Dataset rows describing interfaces
+---+

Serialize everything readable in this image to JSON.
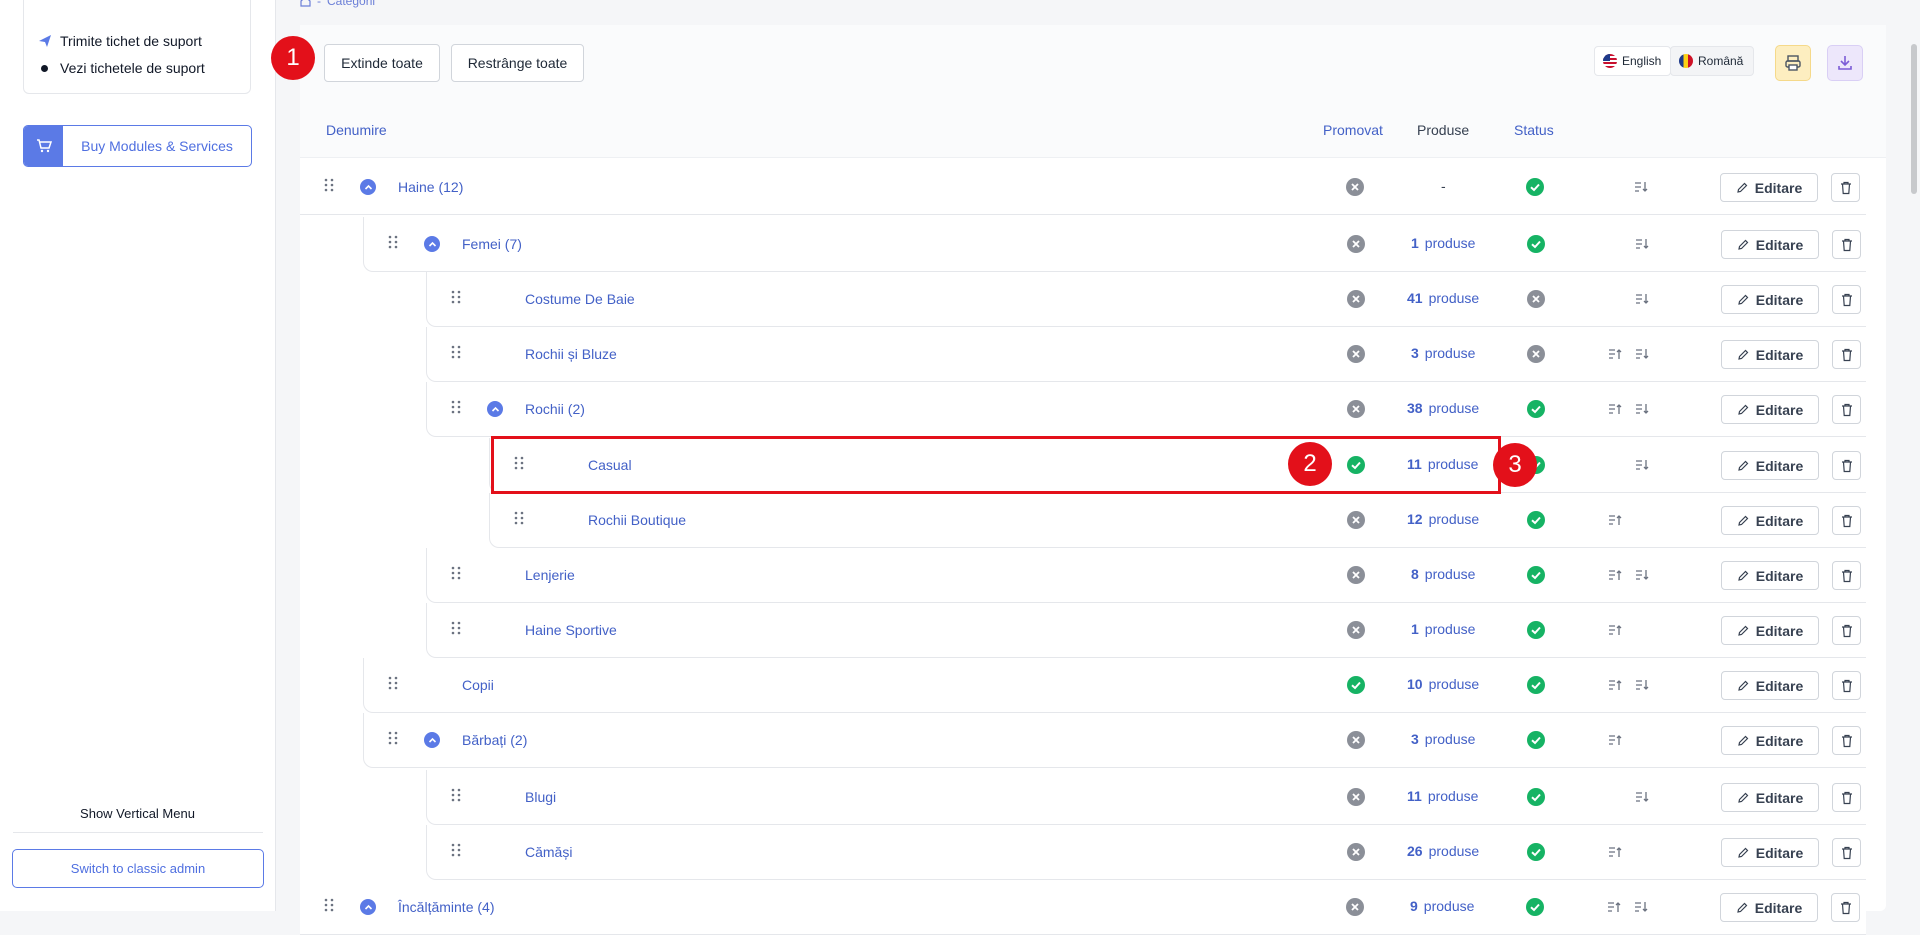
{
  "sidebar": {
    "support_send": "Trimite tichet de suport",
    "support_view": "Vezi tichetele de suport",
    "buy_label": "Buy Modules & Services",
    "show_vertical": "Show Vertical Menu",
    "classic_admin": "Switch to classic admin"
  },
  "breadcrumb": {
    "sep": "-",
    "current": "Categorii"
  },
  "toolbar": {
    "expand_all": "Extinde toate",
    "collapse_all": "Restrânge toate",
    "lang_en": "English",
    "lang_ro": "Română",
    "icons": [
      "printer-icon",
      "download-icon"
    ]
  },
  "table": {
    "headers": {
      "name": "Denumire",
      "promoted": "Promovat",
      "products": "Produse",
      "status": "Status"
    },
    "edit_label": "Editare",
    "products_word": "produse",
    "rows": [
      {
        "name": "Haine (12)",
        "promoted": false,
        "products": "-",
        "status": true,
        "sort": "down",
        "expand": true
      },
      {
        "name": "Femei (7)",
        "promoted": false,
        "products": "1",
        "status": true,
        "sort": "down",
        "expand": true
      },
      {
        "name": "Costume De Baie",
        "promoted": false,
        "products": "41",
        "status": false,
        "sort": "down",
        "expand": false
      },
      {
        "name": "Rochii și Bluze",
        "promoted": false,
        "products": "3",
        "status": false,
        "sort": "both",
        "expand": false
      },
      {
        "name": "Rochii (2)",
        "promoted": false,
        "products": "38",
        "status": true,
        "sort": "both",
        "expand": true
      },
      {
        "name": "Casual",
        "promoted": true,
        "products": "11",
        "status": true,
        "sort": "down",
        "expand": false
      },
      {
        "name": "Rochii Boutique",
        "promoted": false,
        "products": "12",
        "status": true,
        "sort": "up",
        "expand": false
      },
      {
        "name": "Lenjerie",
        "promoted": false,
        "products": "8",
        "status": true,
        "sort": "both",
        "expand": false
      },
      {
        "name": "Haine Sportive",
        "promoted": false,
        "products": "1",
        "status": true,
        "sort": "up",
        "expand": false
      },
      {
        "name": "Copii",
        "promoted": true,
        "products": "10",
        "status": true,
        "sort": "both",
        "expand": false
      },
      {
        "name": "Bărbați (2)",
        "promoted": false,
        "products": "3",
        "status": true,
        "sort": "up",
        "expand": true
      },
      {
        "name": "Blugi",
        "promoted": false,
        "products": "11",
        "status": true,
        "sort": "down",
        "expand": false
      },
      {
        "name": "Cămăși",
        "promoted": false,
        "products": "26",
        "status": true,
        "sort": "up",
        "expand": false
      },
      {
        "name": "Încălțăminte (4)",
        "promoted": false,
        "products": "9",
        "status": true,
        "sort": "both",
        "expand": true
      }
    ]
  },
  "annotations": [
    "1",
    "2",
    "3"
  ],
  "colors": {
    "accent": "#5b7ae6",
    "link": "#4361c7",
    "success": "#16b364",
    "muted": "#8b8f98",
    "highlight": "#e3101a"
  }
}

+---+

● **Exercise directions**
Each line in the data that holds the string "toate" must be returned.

● **Answer to this exercise**
    "expand_all": "Extinde toate",
    "collapse_all": "Restrânge toate",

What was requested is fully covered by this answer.